REQUIREMENT ->
Every line containing "若您是管理员" should be copied out. Go through the entries and find them.
** Opening THE RECORDS block **
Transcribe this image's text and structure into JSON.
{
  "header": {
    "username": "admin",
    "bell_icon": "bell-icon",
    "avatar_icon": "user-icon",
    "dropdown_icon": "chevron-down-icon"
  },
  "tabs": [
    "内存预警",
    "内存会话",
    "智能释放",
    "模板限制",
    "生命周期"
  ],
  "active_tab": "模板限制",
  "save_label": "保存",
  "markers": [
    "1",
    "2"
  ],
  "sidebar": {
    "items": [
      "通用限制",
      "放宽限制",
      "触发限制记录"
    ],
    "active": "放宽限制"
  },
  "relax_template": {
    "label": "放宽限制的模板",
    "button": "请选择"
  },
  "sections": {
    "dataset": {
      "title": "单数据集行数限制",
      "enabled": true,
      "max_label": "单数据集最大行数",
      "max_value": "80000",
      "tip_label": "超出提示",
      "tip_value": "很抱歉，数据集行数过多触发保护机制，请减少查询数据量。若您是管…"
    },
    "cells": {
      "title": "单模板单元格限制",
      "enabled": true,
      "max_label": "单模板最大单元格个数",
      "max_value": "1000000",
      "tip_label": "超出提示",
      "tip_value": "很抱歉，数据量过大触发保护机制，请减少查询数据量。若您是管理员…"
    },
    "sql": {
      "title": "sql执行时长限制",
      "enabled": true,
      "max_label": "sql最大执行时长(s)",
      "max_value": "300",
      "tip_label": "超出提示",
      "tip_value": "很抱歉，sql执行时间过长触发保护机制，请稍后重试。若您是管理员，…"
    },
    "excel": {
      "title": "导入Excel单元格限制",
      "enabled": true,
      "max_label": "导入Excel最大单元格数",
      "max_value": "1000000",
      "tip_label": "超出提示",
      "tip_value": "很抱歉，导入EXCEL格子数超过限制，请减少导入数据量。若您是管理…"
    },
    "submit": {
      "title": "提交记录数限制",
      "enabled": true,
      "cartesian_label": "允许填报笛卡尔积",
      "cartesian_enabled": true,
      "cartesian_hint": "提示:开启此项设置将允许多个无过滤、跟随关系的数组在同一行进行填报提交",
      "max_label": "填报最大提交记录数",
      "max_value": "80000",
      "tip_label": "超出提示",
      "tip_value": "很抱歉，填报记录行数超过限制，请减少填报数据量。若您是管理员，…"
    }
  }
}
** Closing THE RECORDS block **
ANSWER ->
      "tip_value": "很抱歉，数据量过大触发保护机制，请减少查询数据量。若您是管理员…"
      "tip_value": "很抱歉，sql执行时间过长触发保护机制，请稍后重试。若您是管理员，…"
      "tip_value": "很抱歉，填报记录行数超过限制，请减少填报数据量。若您是管理员，…"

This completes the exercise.